## Work request:
Print all of the data exactly.

## Input material:

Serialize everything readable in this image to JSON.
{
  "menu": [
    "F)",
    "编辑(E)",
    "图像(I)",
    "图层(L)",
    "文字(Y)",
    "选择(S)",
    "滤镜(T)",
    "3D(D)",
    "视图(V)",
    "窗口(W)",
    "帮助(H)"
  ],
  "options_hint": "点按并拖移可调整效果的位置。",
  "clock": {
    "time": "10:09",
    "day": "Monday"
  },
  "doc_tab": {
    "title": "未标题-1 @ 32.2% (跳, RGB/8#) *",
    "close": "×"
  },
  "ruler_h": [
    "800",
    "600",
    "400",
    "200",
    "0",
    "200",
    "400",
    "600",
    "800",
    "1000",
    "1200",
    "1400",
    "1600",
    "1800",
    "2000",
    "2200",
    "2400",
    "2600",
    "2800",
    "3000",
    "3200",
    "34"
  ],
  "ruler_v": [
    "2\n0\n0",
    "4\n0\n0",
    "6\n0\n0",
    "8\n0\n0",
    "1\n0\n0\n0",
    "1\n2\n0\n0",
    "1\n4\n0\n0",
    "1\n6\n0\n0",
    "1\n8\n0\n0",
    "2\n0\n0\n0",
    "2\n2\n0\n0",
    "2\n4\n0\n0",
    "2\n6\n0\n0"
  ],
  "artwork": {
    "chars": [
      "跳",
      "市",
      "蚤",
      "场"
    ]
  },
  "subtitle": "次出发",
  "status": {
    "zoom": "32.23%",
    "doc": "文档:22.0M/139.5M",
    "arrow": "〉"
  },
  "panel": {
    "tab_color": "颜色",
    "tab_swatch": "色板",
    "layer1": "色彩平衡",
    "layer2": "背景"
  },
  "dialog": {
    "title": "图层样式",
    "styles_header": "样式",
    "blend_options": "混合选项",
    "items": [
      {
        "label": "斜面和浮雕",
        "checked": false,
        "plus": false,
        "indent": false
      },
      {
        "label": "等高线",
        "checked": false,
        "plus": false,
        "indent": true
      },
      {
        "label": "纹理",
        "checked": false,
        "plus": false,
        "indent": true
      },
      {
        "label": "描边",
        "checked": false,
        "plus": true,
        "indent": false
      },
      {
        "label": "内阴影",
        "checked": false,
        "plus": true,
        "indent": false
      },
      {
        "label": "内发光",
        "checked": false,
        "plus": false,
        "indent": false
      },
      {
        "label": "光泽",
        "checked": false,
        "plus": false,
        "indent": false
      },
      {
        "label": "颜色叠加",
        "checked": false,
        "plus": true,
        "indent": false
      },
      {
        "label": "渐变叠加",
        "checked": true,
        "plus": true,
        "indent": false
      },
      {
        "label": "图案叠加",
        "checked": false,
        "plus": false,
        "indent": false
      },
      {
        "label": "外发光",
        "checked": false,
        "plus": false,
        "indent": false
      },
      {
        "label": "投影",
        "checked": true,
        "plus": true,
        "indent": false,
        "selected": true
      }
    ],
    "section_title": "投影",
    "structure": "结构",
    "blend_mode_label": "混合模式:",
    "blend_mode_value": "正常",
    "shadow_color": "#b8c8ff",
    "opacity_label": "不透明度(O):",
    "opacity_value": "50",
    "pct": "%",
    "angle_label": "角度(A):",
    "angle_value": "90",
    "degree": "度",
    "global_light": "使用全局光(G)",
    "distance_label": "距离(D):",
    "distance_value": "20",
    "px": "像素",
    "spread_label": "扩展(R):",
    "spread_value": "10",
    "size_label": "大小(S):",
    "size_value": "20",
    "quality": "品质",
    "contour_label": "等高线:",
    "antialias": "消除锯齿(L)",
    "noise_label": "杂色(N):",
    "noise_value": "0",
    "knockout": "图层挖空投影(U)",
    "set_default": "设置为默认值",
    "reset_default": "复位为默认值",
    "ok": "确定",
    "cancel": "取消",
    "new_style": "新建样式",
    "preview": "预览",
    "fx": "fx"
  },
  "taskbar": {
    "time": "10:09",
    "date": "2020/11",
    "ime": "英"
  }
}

## Reply:
Serialize everything readable in this image to JSON.
{
  "menu": [
    "F)",
    "编辑(E)",
    "图像(I)",
    "图层(L)",
    "文字(Y)",
    "选择(S)",
    "滤镜(T)",
    "3D(D)",
    "视图(V)",
    "窗口(W)",
    "帮助(H)"
  ],
  "options_hint": "点按并拖移可调整效果的位置。",
  "clock": {
    "time": "10:09",
    "day": "Monday"
  },
  "doc_tab": {
    "title": "未标题-1 @ 32.2% (跳, RGB/8#) *",
    "close": "×"
  },
  "ruler_h": [
    "800",
    "600",
    "400",
    "200",
    "0",
    "200",
    "400",
    "600",
    "800",
    "1000",
    "1200",
    "1400",
    "1600",
    "1800",
    "2000",
    "2200",
    "2400",
    "2600",
    "2800",
    "3000",
    "3200",
    "34"
  ],
  "ruler_v": [
    "2\n0\n0",
    "4\n0\n0",
    "6\n0\n0",
    "8\n0\n0",
    "1\n0\n0\n0",
    "1\n2\n0\n0",
    "1\n4\n0\n0",
    "1\n6\n0\n0",
    "1\n8\n0\n0",
    "2\n0\n0\n0",
    "2\n2\n0\n0",
    "2\n4\n0\n0",
    "2\n6\n0\n0"
  ],
  "artwork": {
    "chars": [
      "跳",
      "市",
      "蚤",
      "场"
    ]
  },
  "subtitle": "次出发",
  "status": {
    "zoom": "32.23%",
    "doc": "文档:22.0M/139.5M",
    "arrow": "〉"
  },
  "panel": {
    "tab_color": "颜色",
    "tab_swatch": "色板",
    "layer1": "色彩平衡",
    "layer2": "背景"
  },
  "dialog": {
    "title": "图层样式",
    "styles_header": "样式",
    "blend_options": "混合选项",
    "items": [
      {
        "label": "斜面和浮雕",
        "checked": false,
        "plus": false,
        "indent": false
      },
      {
        "label": "等高线",
        "checked": false,
        "plus": false,
        "indent": true
      },
      {
        "label": "纹理",
        "checked": false,
        "plus": false,
        "indent": true
      },
      {
        "label": "描边",
        "checked": false,
        "plus": true,
        "indent": false
      },
      {
        "label": "内阴影",
        "checked": false,
        "plus": true,
        "indent": false
      },
      {
        "label": "内发光",
        "checked": false,
        "plus": false,
        "indent": false
      },
      {
        "label": "光泽",
        "checked": false,
        "plus": false,
        "indent": false
      },
      {
        "label": "颜色叠加",
        "checked": false,
        "plus": true,
        "indent": false
      },
      {
        "label": "渐变叠加",
        "checked": true,
        "plus": true,
        "indent": false
      },
      {
        "label": "图案叠加",
        "checked": false,
        "plus": false,
        "indent": false
      },
      {
        "label": "外发光",
        "checked": false,
        "plus": false,
        "indent": false
      },
      {
        "label": "投影",
        "checked": true,
        "plus": true,
        "indent": false,
        "selected": true
      }
    ],
    "section_title": "投影",
    "structure": "结构",
    "blend_mode_label": "混合模式:",
    "blend_mode_value": "正常",
    "shadow_color": "#b8c8ff",
    "opacity_label": "不透明度(O):",
    "opacity_value": "50",
    "pct": "%",
    "angle_label": "角度(A):",
    "angle_value": "90",
    "degree": "度",
    "global_light": "使用全局光(G)",
    "distance_label": "距离(D):",
    "distance_value": "20",
    "px": "像素",
    "spread_label": "扩展(R):",
    "spread_value": "10",
    "size_label": "大小(S):",
    "size_value": "20",
    "quality": "品质",
    "contour_label": "等高线:",
    "antialias": "消除锯齿(L)",
    "noise_label": "杂色(N):",
    "noise_value": "0",
    "knockout": "图层挖空投影(U)",
    "set_default": "设置为默认值",
    "reset_default": "复位为默认值",
    "ok": "确定",
    "cancel": "取消",
    "new_style": "新建样式",
    "preview": "预览",
    "fx": "fx"
  },
  "taskbar": {
    "time": "10:09",
    "date": "2020/11",
    "ime": "英"
  }
}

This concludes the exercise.